[Items from a dataset]
▬▬▬▬▬▬

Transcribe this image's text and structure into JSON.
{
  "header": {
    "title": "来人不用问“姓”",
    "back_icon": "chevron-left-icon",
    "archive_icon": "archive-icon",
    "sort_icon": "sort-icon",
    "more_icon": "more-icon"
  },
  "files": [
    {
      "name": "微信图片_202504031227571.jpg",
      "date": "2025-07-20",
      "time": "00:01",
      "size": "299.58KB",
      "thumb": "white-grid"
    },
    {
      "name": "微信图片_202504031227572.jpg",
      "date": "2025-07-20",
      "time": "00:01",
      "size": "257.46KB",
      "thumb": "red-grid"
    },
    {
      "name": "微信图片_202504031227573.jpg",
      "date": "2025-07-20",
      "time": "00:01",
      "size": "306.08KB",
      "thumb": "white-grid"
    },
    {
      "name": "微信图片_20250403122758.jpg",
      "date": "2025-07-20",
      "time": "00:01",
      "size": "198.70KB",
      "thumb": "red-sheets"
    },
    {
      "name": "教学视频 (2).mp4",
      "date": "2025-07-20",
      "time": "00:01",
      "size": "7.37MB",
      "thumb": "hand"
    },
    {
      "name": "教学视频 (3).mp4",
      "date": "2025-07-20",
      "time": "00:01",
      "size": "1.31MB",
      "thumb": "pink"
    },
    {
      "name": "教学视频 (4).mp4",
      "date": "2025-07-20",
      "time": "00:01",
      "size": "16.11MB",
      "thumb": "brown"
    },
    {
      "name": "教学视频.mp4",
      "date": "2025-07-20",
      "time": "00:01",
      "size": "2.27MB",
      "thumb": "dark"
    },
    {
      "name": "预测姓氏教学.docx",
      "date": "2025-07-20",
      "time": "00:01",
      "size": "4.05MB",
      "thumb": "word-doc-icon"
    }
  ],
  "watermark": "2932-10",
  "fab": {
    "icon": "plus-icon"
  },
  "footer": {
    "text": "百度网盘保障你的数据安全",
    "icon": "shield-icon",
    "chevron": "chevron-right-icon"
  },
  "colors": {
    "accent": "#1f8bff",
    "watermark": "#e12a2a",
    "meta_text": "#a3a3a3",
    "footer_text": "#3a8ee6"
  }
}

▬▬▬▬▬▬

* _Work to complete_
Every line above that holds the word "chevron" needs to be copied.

* _Exercise answer_
    "back_icon": "chevron-left-icon",
    "chevron": "chevron-right-icon"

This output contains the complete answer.